Mechanical Engineering 1st Year Design Studio (MCHE 1920, Dr. Kellam, Spring 2014): This design studio will be an introduction to mechanical engineering design that will involve a mechanical engineering design project. This studio will involved developing a design project to the point of prototyping and to developing a business plan for this product.
Environmental Engineering Studios: The studios are project-based learning courses that meet for 6 hours per week. The first two studios involve both freshmen and sophomore-level environmental engineering students to encourage near-peer learning and mentoring. All of the studios have a strong reflective component (focus groups, visual journals, written reflections) to encourage awareness of student’s learning (metacognition) and progression towards becoming a professional engineer (professional identity formation). These studios also provide the context for many of Cluster’s research projects.

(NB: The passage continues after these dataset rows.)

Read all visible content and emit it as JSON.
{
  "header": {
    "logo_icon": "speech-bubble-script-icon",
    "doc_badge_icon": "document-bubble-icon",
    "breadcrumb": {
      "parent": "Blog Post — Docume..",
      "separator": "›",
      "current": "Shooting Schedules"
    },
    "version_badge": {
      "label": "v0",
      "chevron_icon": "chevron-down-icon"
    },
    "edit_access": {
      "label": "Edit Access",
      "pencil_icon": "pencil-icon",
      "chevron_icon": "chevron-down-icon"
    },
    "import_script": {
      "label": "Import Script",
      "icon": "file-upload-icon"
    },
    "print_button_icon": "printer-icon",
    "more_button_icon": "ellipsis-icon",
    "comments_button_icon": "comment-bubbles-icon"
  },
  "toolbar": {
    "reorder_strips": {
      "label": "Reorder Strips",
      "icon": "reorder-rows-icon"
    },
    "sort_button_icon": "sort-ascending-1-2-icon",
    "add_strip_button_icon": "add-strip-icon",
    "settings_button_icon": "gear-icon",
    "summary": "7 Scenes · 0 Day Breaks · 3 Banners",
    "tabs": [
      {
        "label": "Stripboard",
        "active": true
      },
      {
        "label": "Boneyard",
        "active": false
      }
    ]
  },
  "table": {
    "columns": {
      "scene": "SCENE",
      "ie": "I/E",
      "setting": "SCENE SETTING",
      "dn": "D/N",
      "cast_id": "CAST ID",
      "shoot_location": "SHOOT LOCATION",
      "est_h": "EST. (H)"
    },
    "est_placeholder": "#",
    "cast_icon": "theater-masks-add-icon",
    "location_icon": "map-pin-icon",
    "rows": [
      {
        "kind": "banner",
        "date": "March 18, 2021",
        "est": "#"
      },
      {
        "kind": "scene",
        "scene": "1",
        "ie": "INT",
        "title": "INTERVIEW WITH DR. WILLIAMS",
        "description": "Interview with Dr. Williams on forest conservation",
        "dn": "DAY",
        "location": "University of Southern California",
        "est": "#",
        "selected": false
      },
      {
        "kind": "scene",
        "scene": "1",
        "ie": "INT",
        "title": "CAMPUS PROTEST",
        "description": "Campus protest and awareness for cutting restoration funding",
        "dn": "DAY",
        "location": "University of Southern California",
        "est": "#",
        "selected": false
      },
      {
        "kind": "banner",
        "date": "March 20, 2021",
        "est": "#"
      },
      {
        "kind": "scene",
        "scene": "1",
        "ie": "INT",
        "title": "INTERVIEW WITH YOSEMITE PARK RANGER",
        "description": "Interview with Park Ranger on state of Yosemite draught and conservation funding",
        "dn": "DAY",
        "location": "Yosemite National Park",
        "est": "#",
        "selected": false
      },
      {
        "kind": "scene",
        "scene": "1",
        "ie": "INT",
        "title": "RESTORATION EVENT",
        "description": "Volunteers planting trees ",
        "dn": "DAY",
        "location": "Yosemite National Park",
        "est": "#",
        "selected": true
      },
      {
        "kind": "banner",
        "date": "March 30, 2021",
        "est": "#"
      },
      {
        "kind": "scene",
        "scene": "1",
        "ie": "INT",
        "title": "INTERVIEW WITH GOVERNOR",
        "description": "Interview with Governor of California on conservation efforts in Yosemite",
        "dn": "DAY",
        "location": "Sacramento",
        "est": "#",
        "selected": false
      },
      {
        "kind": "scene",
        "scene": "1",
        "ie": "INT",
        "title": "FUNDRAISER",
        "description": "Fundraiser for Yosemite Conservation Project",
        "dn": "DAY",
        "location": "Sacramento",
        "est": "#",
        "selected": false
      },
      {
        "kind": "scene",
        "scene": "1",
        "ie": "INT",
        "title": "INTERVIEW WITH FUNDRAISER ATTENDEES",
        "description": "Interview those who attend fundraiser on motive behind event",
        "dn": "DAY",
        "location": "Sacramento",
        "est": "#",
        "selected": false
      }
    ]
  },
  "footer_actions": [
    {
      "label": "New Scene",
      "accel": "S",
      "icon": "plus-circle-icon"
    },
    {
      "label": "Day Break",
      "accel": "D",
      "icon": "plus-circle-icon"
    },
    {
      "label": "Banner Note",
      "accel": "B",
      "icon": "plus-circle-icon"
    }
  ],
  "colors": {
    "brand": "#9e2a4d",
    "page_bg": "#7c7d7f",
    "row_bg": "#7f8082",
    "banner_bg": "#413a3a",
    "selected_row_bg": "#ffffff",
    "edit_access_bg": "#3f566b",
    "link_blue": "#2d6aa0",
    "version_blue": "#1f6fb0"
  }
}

Environmental Engineering Studio, odd years (freshmen and sophomore-level, Drs. Kellam and Walther): This Studio focuses on the intellectual foundations necessary to understand and approach the inherently complex issues in contemporary engineering applications impacting environmental resources. Students are guided through a series of readings that connect the fundamental principles of complex systems thinking with the current discourse around the challenges facing modern society. Group projects throughout the semester provide students with the opportunity to apply systems approaches to selected issues. The projects are situated within a local business context and require students to develop a deep and broad understanding of the socio-technical landscape prior to framing a problem and eventually proposing solutions. Studio students are taught modern engineering tools including visual thinking tools and drafting.
Environmental Engineering Studio, even years (freshmen and sophomore-level (Drs. Kellam and Walther): This Studio focuses on both the need for a systems-level understanding and project management techniques common in professional engineering contexts. The readings and discussions are focused on the role of engineering in today’s complex, socio-technical world. The design challenges are concerned with contemporary environmental issues while focusing on opportunities for application within the local Athens community. Workshops throughout the semester are focused on team, performance, and time management strategies. The projects are focused on local foods, a local sustainability campaign, and a local sustainability problem that the students frame in the local community.
Interdisciplinary Studio (junior-level, Mrs. Guyotte and Dr. Sochacka): This Studio focuses on developing students’ creative problem solving and design skills through two design challenges with specific instruction in observation, modeling, design, creativity, and synthesis. The course readings and discussions are structured around each of the 13 creative thinking tools as specified in the Root-Bernstein book Sparks of Genius. The design challenges are real-world design projects focusing on environmental issues within the local Athens community. The design challenges are ill-structured and help students develop skills not only in solving problems, but in appropriately framing problems within a complex landscape. This Studio is co-enrolled with ARST 3840 Interdisciplinary Art I.
Environmental Engineering Freshmen Seminar (ENVE 1010, Drs. Kellam and Walther): Freshmen-level engineering students are challenged to read high-level theoretical papers in the areas of complex systems and environmental engineering, and to review case studies. These readings and subsequent discussions encourage students to begin to develop their professional identity as environmental engineers.
Principles of Systems Engineering (ENGR 2100, Dr. Kellam): This is a new course that is now required of all Agricultural Engineering majors during their first year. In this course Dr. Kellam focuses on the need for systems thinking and systems engineering and how to integrate systems thinking into engineering projects. She teaches students systems thinking strategies including multiple cause diagrams and sign graphs. She balanced traditional lectures and reading discussions with projects that helped students apply their new understanding of systems engineering to projects.
Fluid Mechanics (ENGR 3160, Dr. Savadatti, Sandy Bird): This is a traditional fluid mechanics class. Sandy Bird, a doctoral candidate in Cluster, is currently developing the laboratories for this course and will be teaching a section in fall 2012.
Engineering Graphics and Visualization (ENVE 1110, Dr. Sochacka): Introductory course in engineering graphics and visualization as applied to processes, devices and systems appropriate to students’ individual engineering disciplines taught by Nicki Sochacka. Class will be comprised of common lectures for all engineering students accompanied by relevant laboratory measurements and data collection to be incorporated into a graphics format appropriate to the students’ respective engineering focuses.
Engineering Economics and Management (ENVE 3520, Dr. Sochacka): Introduction to economic principles and economic analysis from a micro and macro scale. Statistics and system performance studies of environmental engineering systems. Statistics and system performance studies, probabilistic models and simulation, basic economics and capital investments, project elements and organization, managerial concepts and network technique, project scheduling.
Economics of Energy and Sustainable Development (ENVE 4540, Dr. Sochacka): Economic analysis of energy and development, including renewable and non-renewable energy systems, and how they influence the development of sustainable urban and industrial systems.